* HOW TO COMPLETE THIS TASK:
Output every line below exactly.

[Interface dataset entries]
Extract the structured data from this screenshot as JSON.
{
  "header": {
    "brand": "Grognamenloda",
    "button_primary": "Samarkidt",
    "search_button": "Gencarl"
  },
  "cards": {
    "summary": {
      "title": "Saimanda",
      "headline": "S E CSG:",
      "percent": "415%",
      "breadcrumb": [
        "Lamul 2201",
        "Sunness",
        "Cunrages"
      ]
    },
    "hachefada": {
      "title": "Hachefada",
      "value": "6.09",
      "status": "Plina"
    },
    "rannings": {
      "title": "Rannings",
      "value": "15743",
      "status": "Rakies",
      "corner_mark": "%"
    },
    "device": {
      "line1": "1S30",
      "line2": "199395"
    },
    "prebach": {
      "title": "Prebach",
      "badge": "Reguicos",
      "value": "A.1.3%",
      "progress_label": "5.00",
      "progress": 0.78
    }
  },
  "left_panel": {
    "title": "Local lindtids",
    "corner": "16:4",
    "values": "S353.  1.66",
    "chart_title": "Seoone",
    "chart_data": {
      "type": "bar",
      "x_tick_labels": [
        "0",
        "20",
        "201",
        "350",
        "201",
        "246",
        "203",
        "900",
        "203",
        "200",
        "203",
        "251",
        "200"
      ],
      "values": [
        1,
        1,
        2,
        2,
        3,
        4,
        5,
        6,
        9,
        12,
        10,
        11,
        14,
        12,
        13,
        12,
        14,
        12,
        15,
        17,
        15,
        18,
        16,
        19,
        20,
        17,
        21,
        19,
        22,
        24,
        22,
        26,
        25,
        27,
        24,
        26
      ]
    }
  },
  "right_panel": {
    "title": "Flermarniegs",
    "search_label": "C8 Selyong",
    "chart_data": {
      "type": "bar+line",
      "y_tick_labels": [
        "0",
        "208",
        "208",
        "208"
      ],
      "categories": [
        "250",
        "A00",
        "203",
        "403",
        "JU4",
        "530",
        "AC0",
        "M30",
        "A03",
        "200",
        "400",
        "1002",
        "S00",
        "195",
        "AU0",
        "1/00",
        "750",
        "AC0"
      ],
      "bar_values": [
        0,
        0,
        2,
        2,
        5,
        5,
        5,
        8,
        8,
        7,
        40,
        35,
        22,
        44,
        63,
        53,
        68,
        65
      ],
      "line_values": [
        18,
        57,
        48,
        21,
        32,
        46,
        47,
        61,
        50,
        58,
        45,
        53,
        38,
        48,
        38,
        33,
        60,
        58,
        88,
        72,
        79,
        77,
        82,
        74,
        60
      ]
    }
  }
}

* SOLUTION FOR THIS TASK:
Extract the structured data from this screenshot as JSON.
{
  "header": {
    "brand": "Grognamenloda",
    "button_primary": "Samarkidt",
    "search_button": "Gencarl"
  },
  "cards": {
    "summary": {
      "title": "Saimanda",
      "headline": "S E CSG:",
      "percent": "415%",
      "breadcrumb": [
        "Lamul 2201",
        "Sunness",
        "Cunrages"
      ]
    },
    "hachefada": {
      "title": "Hachefada",
      "value": "6.09",
      "status": "Plina"
    },
    "rannings": {
      "title": "Rannings",
      "value": "15743",
      "status": "Rakies",
      "corner_mark": "%"
    },
    "device": {
      "line1": "1S30",
      "line2": "199395"
    },
    "prebach": {
      "title": "Prebach",
      "badge": "Reguicos",
      "value": "A.1.3%",
      "progress_label": "5.00",
      "progress": 0.78
    }
  },
  "left_panel": {
    "title": "Local lindtids",
    "corner": "16:4",
    "values": "S353.  1.66",
    "chart_title": "Seoone",
    "chart_data": {
      "type": "bar",
      "x_tick_labels": [
        "0",
        "20",
        "201",
        "350",
        "201",
        "246",
        "203",
        "900",
        "203",
        "200",
        "203",
        "251",
        "200"
      ],
      "values": [
        1,
        1,
        2,
        2,
        3,
        4,
        5,
        6,
        9,
        12,
        10,
        11,
        14,
        12,
        13,
        12,
        14,
        12,
        15,
        17,
        15,
        18,
        16,
        19,
        20,
        17,
        21,
        19,
        22,
        24,
        22,
        26,
        25,
        27,
        24,
        26
      ]
    }
  },
  "right_panel": {
    "title": "Flermarniegs",
    "search_label": "C8 Selyong",
    "chart_data": {
      "type": "bar+line",
      "y_tick_labels": [
        "0",
        "208",
        "208",
        "208"
      ],
      "categories": [
        "250",
        "A00",
        "203",
        "403",
        "JU4",
        "530",
        "AC0",
        "M30",
        "A03",
        "200",
        "400",
        "1002",
        "S00",
        "195",
        "AU0",
        "1/00",
        "750",
        "AC0"
      ],
      "bar_values": [
        0,
        0,
        2,
        2,
        5,
        5,
        5,
        8,
        8,
        7,
        40,
        35,
        22,
        44,
        63,
        53,
        68,
        65
      ],
      "line_values": [
        18,
        57,
        48,
        21,
        32,
        46,
        47,
        61,
        50,
        58,
        45,
        53,
        38,
        48,
        38,
        33,
        60,
        58,
        88,
        72,
        79,
        77,
        82,
        74,
        60
      ]
    }
  }
}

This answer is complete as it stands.